(Data in this exercise Opens)

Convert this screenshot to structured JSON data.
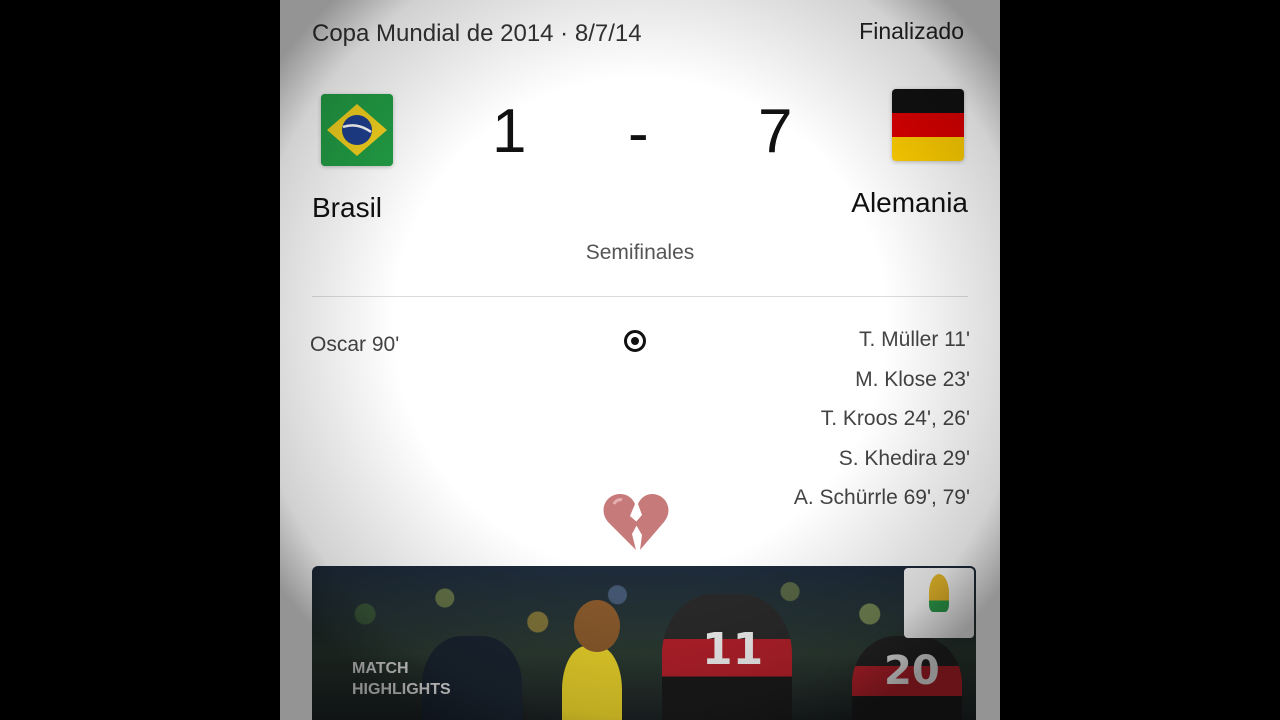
{
  "match": {
    "competition_date": "Copa Mundial de 2014 · 8/7/14",
    "status": "Finalizado",
    "home": {
      "name": "Brasil",
      "score": "1",
      "flag": "brazil-flag-icon"
    },
    "separator": "-",
    "away": {
      "name": "Alemania",
      "score": "7",
      "flag": "germany-flag-icon"
    },
    "stage": "Semifinales"
  },
  "goals": {
    "icon": "soccer-ball-icon",
    "home": [
      "Oscar 90'"
    ],
    "away": [
      "T. Müller 11'",
      "M. Klose 23'",
      "T. Kroos 24', 26'",
      "S. Khedira 29'",
      "A. Schürrle 69', 79'"
    ]
  },
  "reaction": {
    "icon": "broken-heart-icon",
    "color": "#d98a8a"
  },
  "highlights": {
    "label_line1": "MATCH",
    "label_line2": "HIGHLIGHTS",
    "jersey_numbers": [
      "11",
      "20"
    ],
    "logo": "world-cup-2014-logo"
  },
  "colors": {
    "brazil_green": "#229e45",
    "brazil_yellow": "#f4d21f",
    "brazil_blue": "#1f3f8f",
    "germany_black": "#111111",
    "germany_red": "#dd0000",
    "germany_gold": "#ffce00"
  }
}
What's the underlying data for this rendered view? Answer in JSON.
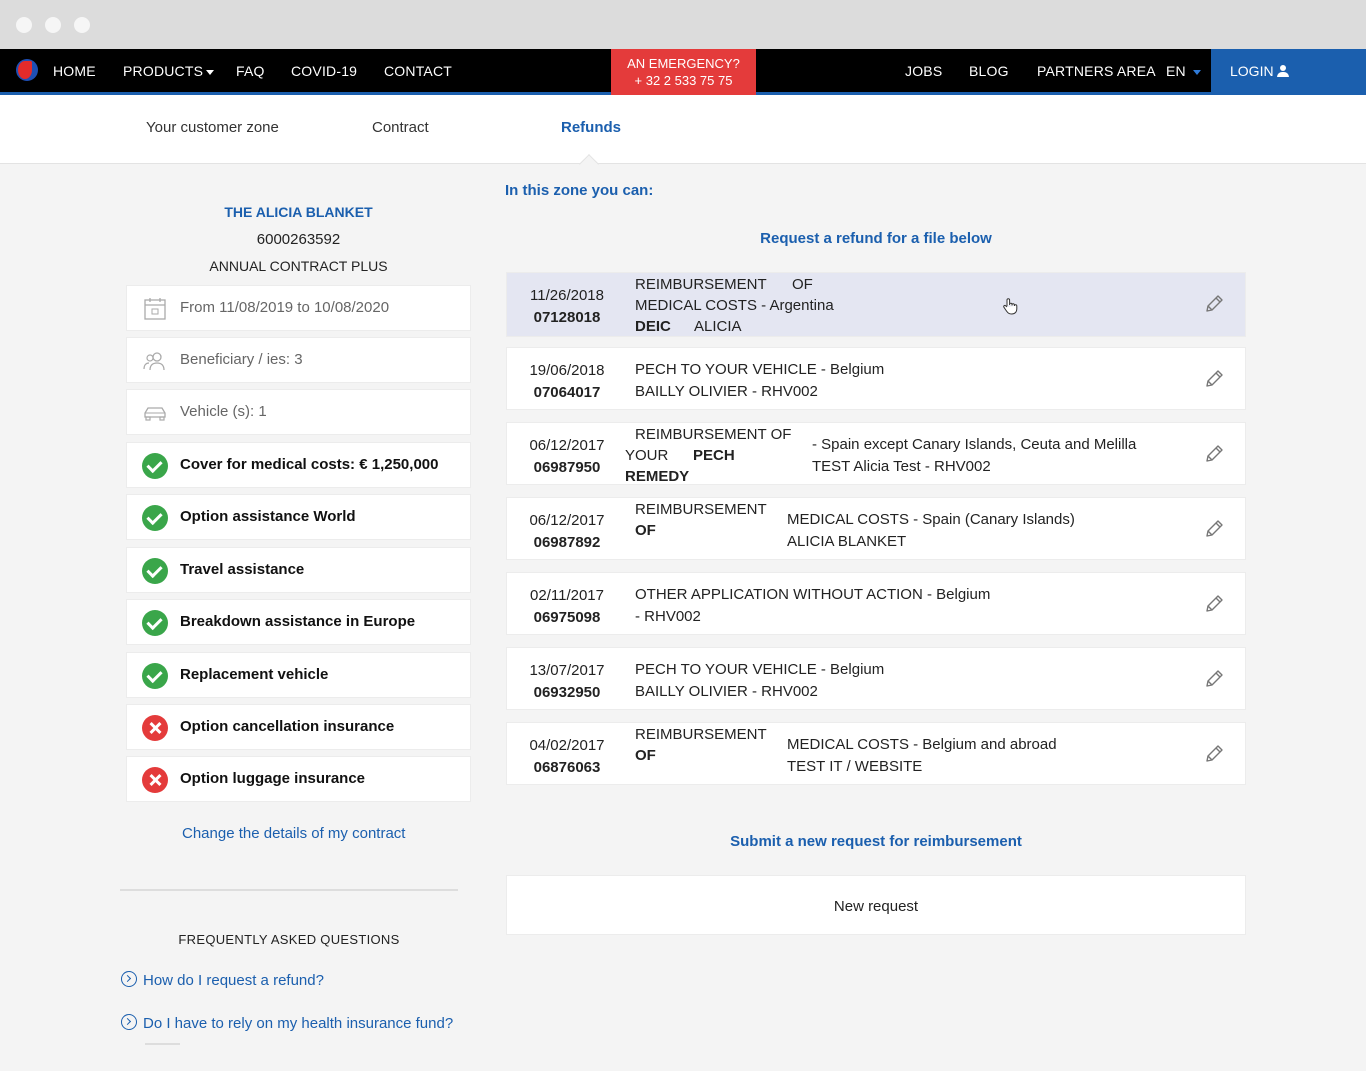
{
  "nav": {
    "home": "HOME",
    "products": "PRODUCTS",
    "faq": "FAQ",
    "covid": "COVID-19",
    "contact": "CONTACT",
    "emergency_line1": "AN EMERGENCY?",
    "emergency_line2": "+ 32 2 533 75 75",
    "jobs": "JOBS",
    "blog": "BLOG",
    "partners": "PARTNERS AREA",
    "lang": "EN",
    "login": "LOGIN"
  },
  "tabs": {
    "customer_zone": "Your customer zone",
    "contract": "Contract",
    "refunds": "Refunds"
  },
  "contract": {
    "holder": "THE ALICIA BLANKET",
    "number": "6000263592",
    "plan": "ANNUAL CONTRACT PLUS",
    "period": "From 11/08/2019 to 10/08/2020",
    "beneficiaries": "Beneficiary / ies: 3",
    "vehicles": "Vehicle (s): 1",
    "coverages": [
      {
        "label": "Cover for medical costs: € 1,250,000",
        "status": "included"
      },
      {
        "label": "Option assistance World",
        "status": "included"
      },
      {
        "label": "Travel assistance",
        "status": "included"
      },
      {
        "label": "Breakdown assistance in Europe",
        "status": "included"
      },
      {
        "label": "Replacement vehicle",
        "status": "included"
      },
      {
        "label": "Option cancellation insurance",
        "status": "excluded"
      },
      {
        "label": "Option luggage insurance",
        "status": "excluded"
      }
    ],
    "change_link": "Change the details of my contract"
  },
  "faq": {
    "title": "FREQUENTLY ASKED QUESTIONS",
    "items": [
      "How do I request a refund?",
      "Do I have to rely on my health insurance fund?"
    ]
  },
  "main": {
    "zone_heading": "In this zone you can:",
    "request_heading": "Request a refund for a file below",
    "files": [
      {
        "date": "11/26/2018",
        "num": "07128018",
        "a1": "REIMBURSEMENT",
        "a2": "OF",
        "b1": "MEDICAL COSTS - Argentina",
        "c1": "DEIC",
        "c2": "ALICIA"
      },
      {
        "date": "19/06/2018",
        "num": "07064017",
        "l1": "PECH TO YOUR VEHICLE - Belgium",
        "l2": "BAILLY OLIVIER - RHV002"
      },
      {
        "date": "06/12/2017",
        "num": "06987950",
        "a1": "REIMBURSEMENT OF",
        "a2": "YOUR",
        "a3": "PECH",
        "a4": "REMEDY",
        "r1": "- Spain except Canary Islands, Ceuta and Melilla",
        "r2": "TEST Alicia Test - RHV002"
      },
      {
        "date": "06/12/2017",
        "num": "06987892",
        "a1": "REIMBURSEMENT",
        "a2": "OF",
        "r1": "MEDICAL COSTS - Spain (Canary Islands)",
        "r2": "ALICIA BLANKET"
      },
      {
        "date": "02/11/2017",
        "num": "06975098",
        "l1": "OTHER APPLICATION WITHOUT ACTION - Belgium",
        "l2": "- RHV002"
      },
      {
        "date": "13/07/2017",
        "num": "06932950",
        "l1": "PECH TO YOUR VEHICLE - Belgium",
        "l2": "BAILLY OLIVIER - RHV002"
      },
      {
        "date": "04/02/2017",
        "num": "06876063",
        "a1": "REIMBURSEMENT",
        "a2": "OF",
        "r1": "MEDICAL COSTS - Belgium and abroad",
        "r2": "TEST IT / WEBSITE"
      }
    ],
    "submit_heading": "Submit a new request for reimbursement",
    "new_request": "New request"
  },
  "colors": {
    "brand_blue": "#1b5fae",
    "emergency_red": "#e43b3b",
    "ok_green": "#3aa64a"
  }
}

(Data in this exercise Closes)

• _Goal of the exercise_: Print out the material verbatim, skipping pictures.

• _Exercise result_:
Convert this screenshot to structured JSON data.
{
  "match": {
    "competition_date": "Copa Mundial de 2014 · 8/7/14",
    "status": "Finalizado",
    "home": {
      "name": "Brasil",
      "score": "1",
      "flag": "brazil-flag-icon"
    },
    "separator": "-",
    "away": {
      "name": "Alemania",
      "score": "7",
      "flag": "germany-flag-icon"
    },
    "stage": "Semifinales"
  },
  "goals": {
    "icon": "soccer-ball-icon",
    "home": [
      "Oscar 90'"
    ],
    "away": [
      "T. Müller 11'",
      "M. Klose 23'",
      "T. Kroos 24', 26'",
      "S. Khedira 29'",
      "A. Schürrle 69', 79'"
    ]
  },
  "reaction": {
    "icon": "broken-heart-icon",
    "color": "#d98a8a"
  },
  "highlights": {
    "label_line1": "MATCH",
    "label_line2": "HIGHLIGHTS",
    "jersey_numbers": [
      "11",
      "20"
    ],
    "logo": "world-cup-2014-logo"
  },
  "colors": {
    "brazil_green": "#229e45",
    "brazil_yellow": "#f4d21f",
    "brazil_blue": "#1f3f8f",
    "germany_black": "#111111",
    "germany_red": "#dd0000",
    "germany_gold": "#ffce00"
  }
}
What's the underlying data for this rendered view? Answer in JSON.
{
  "nav": {
    "home": "HOME",
    "products": "PRODUCTS",
    "faq": "FAQ",
    "covid": "COVID-19",
    "contact": "CONTACT",
    "emergency_line1": "AN EMERGENCY?",
    "emergency_line2": "+ 32 2 533 75 75",
    "jobs": "JOBS",
    "blog": "BLOG",
    "partners": "PARTNERS AREA",
    "lang": "EN",
    "login": "LOGIN"
  },
  "tabs": {
    "customer_zone": "Your customer zone",
    "contract": "Contract",
    "refunds": "Refunds"
  },
  "contract": {
    "holder": "THE ALICIA BLANKET",
    "number": "6000263592",
    "plan": "ANNUAL CONTRACT PLUS",
    "period": "From 11/08/2019 to 10/08/2020",
    "beneficiaries": "Beneficiary / ies: 3",
    "vehicles": "Vehicle (s): 1",
    "coverages": [
      {
        "label": "Cover for medical costs: € 1,250,000",
        "status": "included"
      },
      {
        "label": "Option assistance World",
        "status": "included"
      },
      {
        "label": "Travel assistance",
        "status": "included"
      },
      {
        "label": "Breakdown assistance in Europe",
        "status": "included"
      },
      {
        "label": "Replacement vehicle",
        "status": "included"
      },
      {
        "label": "Option cancellation insurance",
        "status": "excluded"
      },
      {
        "label": "Option luggage insurance",
        "status": "excluded"
      }
    ],
    "change_link": "Change the details of my contract"
  },
  "faq": {
    "title": "FREQUENTLY ASKED QUESTIONS",
    "items": [
      "How do I request a refund?",
      "Do I have to rely on my health insurance fund?"
    ]
  },
  "main": {
    "zone_heading": "In this zone you can:",
    "request_heading": "Request a refund for a file below",
    "files": [
      {
        "date": "11/26/2018",
        "num": "07128018",
        "a1": "REIMBURSEMENT",
        "a2": "OF",
        "b1": "MEDICAL COSTS - Argentina",
        "c1": "DEIC",
        "c2": "ALICIA"
      },
      {
        "date": "19/06/2018",
        "num": "07064017",
        "l1": "PECH TO YOUR VEHICLE - Belgium",
        "l2": "BAILLY OLIVIER - RHV002"
      },
      {
        "date": "06/12/2017",
        "num": "06987950",
        "a1": "REIMBURSEMENT OF",
        "a2": "YOUR",
        "a3": "PECH",
        "a4": "REMEDY",
        "r1": "- Spain except Canary Islands, Ceuta and Melilla",
        "r2": "TEST Alicia Test - RHV002"
      },
      {
        "date": "06/12/2017",
        "num": "06987892",
        "a1": "REIMBURSEMENT",
        "a2": "OF",
        "r1": "MEDICAL COSTS - Spain (Canary Islands)",
        "r2": "ALICIA BLANKET"
      },
      {
        "date": "02/11/2017",
        "num": "06975098",
        "l1": "OTHER APPLICATION WITHOUT ACTION - Belgium",
        "l2": "- RHV002"
      },
      {
        "date": "13/07/2017",
        "num": "06932950",
        "l1": "PECH TO YOUR VEHICLE - Belgium",
        "l2": "BAILLY OLIVIER - RHV002"
      },
      {
        "date": "04/02/2017",
        "num": "06876063",
        "a1": "REIMBURSEMENT",
        "a2": "OF",
        "r1": "MEDICAL COSTS - Belgium and abroad",
        "r2": "TEST IT / WEBSITE"
      }
    ],
    "submit_heading": "Submit a new request for reimbursement",
    "new_request": "New request"
  },
  "colors": {
    "brand_blue": "#1b5fae",
    "emergency_red": "#e43b3b",
    "ok_green": "#3aa64a"
  }
}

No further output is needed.